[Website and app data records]
────────────────────
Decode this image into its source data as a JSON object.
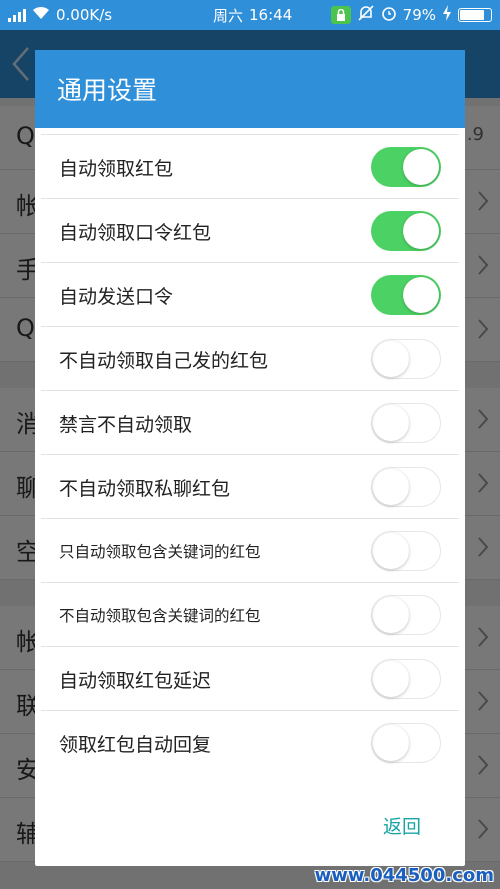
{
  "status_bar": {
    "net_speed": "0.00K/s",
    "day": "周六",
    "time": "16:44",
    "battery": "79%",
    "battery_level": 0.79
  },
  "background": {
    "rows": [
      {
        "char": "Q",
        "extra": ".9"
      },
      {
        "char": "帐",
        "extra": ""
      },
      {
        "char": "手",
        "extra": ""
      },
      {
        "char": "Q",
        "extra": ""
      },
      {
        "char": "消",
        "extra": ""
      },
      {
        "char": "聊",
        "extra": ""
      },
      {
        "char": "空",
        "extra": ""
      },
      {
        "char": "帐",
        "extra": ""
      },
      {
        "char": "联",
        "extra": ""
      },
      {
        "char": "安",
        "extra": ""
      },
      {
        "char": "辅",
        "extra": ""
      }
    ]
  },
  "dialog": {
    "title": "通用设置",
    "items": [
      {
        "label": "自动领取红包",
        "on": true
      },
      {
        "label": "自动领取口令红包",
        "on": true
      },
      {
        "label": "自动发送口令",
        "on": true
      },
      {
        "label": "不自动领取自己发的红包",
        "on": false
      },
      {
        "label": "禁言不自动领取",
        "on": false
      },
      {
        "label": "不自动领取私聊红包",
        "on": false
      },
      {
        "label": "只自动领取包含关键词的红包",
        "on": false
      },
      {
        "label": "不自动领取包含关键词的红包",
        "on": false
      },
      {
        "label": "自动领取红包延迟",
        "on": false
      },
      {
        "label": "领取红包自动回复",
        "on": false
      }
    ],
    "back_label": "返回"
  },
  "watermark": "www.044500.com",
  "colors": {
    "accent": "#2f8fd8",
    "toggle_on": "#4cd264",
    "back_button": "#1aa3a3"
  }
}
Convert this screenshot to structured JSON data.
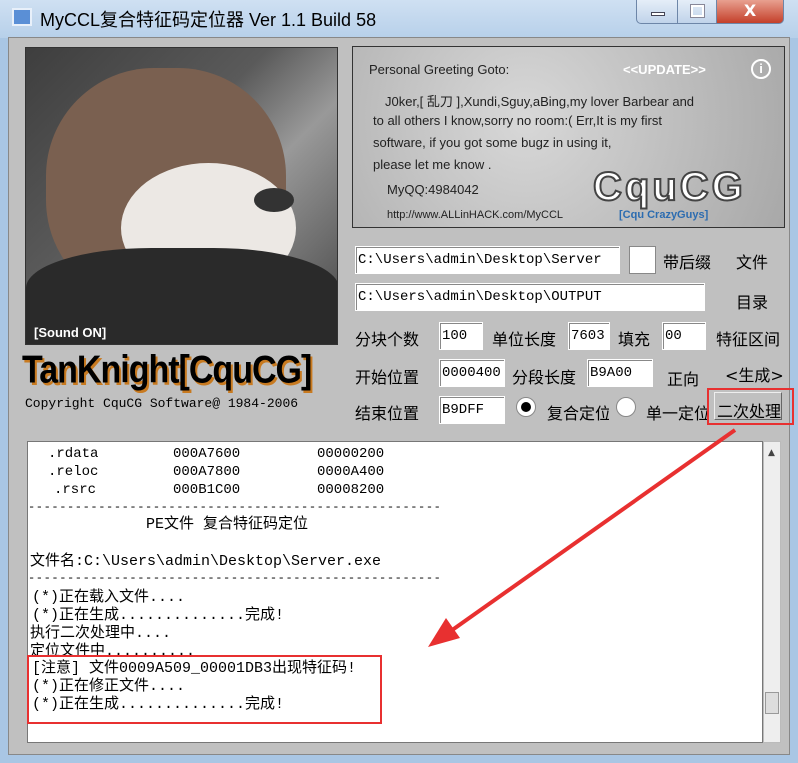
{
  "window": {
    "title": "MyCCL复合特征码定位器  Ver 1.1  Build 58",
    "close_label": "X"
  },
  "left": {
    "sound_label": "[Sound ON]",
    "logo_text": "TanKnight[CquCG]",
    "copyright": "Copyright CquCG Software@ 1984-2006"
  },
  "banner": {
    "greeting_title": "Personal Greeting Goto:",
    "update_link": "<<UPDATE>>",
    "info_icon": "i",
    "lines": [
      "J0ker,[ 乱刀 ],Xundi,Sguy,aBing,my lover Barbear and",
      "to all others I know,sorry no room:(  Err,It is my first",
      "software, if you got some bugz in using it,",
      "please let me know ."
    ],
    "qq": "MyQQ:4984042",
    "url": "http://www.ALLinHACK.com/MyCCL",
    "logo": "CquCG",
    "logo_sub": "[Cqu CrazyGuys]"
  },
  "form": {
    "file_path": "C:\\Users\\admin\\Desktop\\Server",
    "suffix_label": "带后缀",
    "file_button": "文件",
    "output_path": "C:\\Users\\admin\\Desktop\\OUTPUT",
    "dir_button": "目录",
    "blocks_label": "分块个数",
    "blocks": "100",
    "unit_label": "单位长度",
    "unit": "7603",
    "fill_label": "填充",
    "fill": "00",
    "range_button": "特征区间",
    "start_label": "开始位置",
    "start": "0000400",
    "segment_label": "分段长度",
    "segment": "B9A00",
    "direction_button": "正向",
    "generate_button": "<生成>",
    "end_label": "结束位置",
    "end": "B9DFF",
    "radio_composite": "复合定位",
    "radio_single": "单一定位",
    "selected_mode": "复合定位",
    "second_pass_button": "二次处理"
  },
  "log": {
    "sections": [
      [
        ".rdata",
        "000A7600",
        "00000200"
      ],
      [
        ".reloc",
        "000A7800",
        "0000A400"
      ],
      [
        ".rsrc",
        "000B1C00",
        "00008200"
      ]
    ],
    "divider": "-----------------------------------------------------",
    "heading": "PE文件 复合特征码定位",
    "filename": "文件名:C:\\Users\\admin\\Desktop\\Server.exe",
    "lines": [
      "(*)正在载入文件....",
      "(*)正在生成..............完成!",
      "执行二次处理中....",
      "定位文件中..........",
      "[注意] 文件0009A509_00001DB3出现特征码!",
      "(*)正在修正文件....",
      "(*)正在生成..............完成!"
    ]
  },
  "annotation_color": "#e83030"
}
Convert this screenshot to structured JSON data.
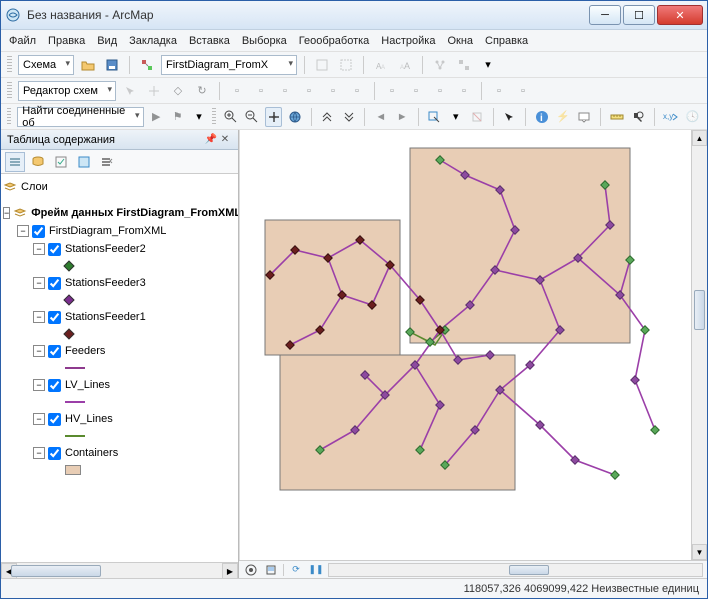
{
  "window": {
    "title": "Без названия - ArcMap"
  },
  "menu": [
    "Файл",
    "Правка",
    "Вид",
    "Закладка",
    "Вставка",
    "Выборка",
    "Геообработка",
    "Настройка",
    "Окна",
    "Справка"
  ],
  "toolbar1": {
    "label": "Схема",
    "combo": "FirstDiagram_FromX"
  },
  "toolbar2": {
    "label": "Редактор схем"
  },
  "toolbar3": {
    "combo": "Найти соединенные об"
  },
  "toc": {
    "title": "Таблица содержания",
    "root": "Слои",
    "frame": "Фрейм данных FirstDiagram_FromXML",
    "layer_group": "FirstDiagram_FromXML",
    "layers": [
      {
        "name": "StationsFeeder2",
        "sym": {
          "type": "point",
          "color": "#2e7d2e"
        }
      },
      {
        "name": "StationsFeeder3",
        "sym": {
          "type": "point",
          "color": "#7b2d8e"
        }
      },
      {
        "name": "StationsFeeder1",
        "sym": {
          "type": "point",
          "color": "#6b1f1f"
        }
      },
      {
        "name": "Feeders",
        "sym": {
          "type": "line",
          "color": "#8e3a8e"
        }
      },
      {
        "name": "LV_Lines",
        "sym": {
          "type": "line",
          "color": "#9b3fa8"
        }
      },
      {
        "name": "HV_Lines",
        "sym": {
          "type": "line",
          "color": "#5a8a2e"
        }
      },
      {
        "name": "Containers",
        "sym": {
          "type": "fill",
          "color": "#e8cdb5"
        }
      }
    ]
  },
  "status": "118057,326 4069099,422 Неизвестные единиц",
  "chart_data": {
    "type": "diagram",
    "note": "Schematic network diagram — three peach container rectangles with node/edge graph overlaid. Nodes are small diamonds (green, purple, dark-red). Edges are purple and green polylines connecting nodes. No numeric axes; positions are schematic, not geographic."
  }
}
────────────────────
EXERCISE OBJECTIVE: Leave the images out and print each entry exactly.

EXERCISE OUTPUT:
Decode this image into its source data as a JSON object.
{
  "status_bar": {
    "net_speed": "0.00K/s",
    "day": "周六",
    "time": "16:44",
    "battery": "79%",
    "battery_level": 0.79
  },
  "background": {
    "rows": [
      {
        "char": "Q",
        "extra": ".9"
      },
      {
        "char": "帐",
        "extra": ""
      },
      {
        "char": "手",
        "extra": ""
      },
      {
        "char": "Q",
        "extra": ""
      },
      {
        "char": "消",
        "extra": ""
      },
      {
        "char": "聊",
        "extra": ""
      },
      {
        "char": "空",
        "extra": ""
      },
      {
        "char": "帐",
        "extra": ""
      },
      {
        "char": "联",
        "extra": ""
      },
      {
        "char": "安",
        "extra": ""
      },
      {
        "char": "辅",
        "extra": ""
      }
    ]
  },
  "dialog": {
    "title": "通用设置",
    "items": [
      {
        "label": "自动领取红包",
        "on": true
      },
      {
        "label": "自动领取口令红包",
        "on": true
      },
      {
        "label": "自动发送口令",
        "on": true
      },
      {
        "label": "不自动领取自己发的红包",
        "on": false
      },
      {
        "label": "禁言不自动领取",
        "on": false
      },
      {
        "label": "不自动领取私聊红包",
        "on": false
      },
      {
        "label": "只自动领取包含关键词的红包",
        "on": false
      },
      {
        "label": "不自动领取包含关键词的红包",
        "on": false
      },
      {
        "label": "自动领取红包延迟",
        "on": false
      },
      {
        "label": "领取红包自动回复",
        "on": false
      }
    ],
    "back_label": "返回"
  },
  "watermark": "www.044500.com",
  "colors": {
    "accent": "#2f8fd8",
    "toggle_on": "#4cd264",
    "back_button": "#1aa3a3"
  }
}
Convert this screenshot to structured JSON data.
{
  "window": {
    "title": "MyCCL复合特征码定位器  Ver 1.1  Build 58",
    "close_label": "X"
  },
  "left": {
    "sound_label": "[Sound ON]",
    "logo_text": "TanKnight[CquCG]",
    "copyright": "Copyright CquCG Software@ 1984-2006"
  },
  "banner": {
    "greeting_title": "Personal Greeting Goto:",
    "update_link": "<<UPDATE>>",
    "info_icon": "i",
    "lines": [
      "J0ker,[ 乱刀 ],Xundi,Sguy,aBing,my lover Barbear and",
      "to all others I know,sorry no room:(  Err,It is my first",
      "software, if you got some bugz in using it,",
      "please let me know ."
    ],
    "qq": "MyQQ:4984042",
    "url": "http://www.ALLinHACK.com/MyCCL",
    "logo": "CquCG",
    "logo_sub": "[Cqu CrazyGuys]"
  },
  "form": {
    "file_path": "C:\\Users\\admin\\Desktop\\Server",
    "suffix_label": "带后缀",
    "file_button": "文件",
    "output_path": "C:\\Users\\admin\\Desktop\\OUTPUT",
    "dir_button": "目录",
    "blocks_label": "分块个数",
    "blocks": "100",
    "unit_label": "单位长度",
    "unit": "7603",
    "fill_label": "填充",
    "fill": "00",
    "range_button": "特征区间",
    "start_label": "开始位置",
    "start": "0000400",
    "segment_label": "分段长度",
    "segment": "B9A00",
    "direction_button": "正向",
    "generate_button": "<生成>",
    "end_label": "结束位置",
    "end": "B9DFF",
    "radio_composite": "复合定位",
    "radio_single": "单一定位",
    "selected_mode": "复合定位",
    "second_pass_button": "二次处理"
  },
  "log": {
    "sections": [
      [
        ".rdata",
        "000A7600",
        "00000200"
      ],
      [
        ".reloc",
        "000A7800",
        "0000A400"
      ],
      [
        ".rsrc",
        "000B1C00",
        "00008200"
      ]
    ],
    "divider": "-----------------------------------------------------",
    "heading": "PE文件 复合特征码定位",
    "filename": "文件名:C:\\Users\\admin\\Desktop\\Server.exe",
    "lines": [
      "(*)正在载入文件....",
      "(*)正在生成..............完成!",
      "执行二次处理中....",
      "定位文件中..........",
      "[注意] 文件0009A509_00001DB3出现特征码!",
      "(*)正在修正文件....",
      "(*)正在生成..............完成!"
    ]
  },
  "annotation_color": "#e83030"
}
Convert this screenshot to structured JSON data.
{
  "window": {
    "title": "Без названия - ArcMap"
  },
  "menu": [
    "Файл",
    "Правка",
    "Вид",
    "Закладка",
    "Вставка",
    "Выборка",
    "Геообработка",
    "Настройка",
    "Окна",
    "Справка"
  ],
  "toolbar1": {
    "label": "Схема",
    "combo": "FirstDiagram_FromX"
  },
  "toolbar2": {
    "label": "Редактор схем"
  },
  "toolbar3": {
    "combo": "Найти соединенные об"
  },
  "toc": {
    "title": "Таблица содержания",
    "root": "Слои",
    "frame": "Фрейм данных FirstDiagram_FromXML",
    "layer_group": "FirstDiagram_FromXML",
    "layers": [
      {
        "name": "StationsFeeder2",
        "sym": {
          "type": "point",
          "color": "#2e7d2e"
        }
      },
      {
        "name": "StationsFeeder3",
        "sym": {
          "type": "point",
          "color": "#7b2d8e"
        }
      },
      {
        "name": "StationsFeeder1",
        "sym": {
          "type": "point",
          "color": "#6b1f1f"
        }
      },
      {
        "name": "Feeders",
        "sym": {
          "type": "line",
          "color": "#8e3a8e"
        }
      },
      {
        "name": "LV_Lines",
        "sym": {
          "type": "line",
          "color": "#9b3fa8"
        }
      },
      {
        "name": "HV_Lines",
        "sym": {
          "type": "line",
          "color": "#5a8a2e"
        }
      },
      {
        "name": "Containers",
        "sym": {
          "type": "fill",
          "color": "#e8cdb5"
        }
      }
    ]
  },
  "status": "118057,326 4069099,422 Неизвестные единиц",
  "chart_data": {
    "type": "diagram",
    "note": "Schematic network diagram — three peach container rectangles with node/edge graph overlaid. Nodes are small diamonds (green, purple, dark-red). Edges are purple and green polylines connecting nodes. No numeric axes; positions are schematic, not geographic."
  }
}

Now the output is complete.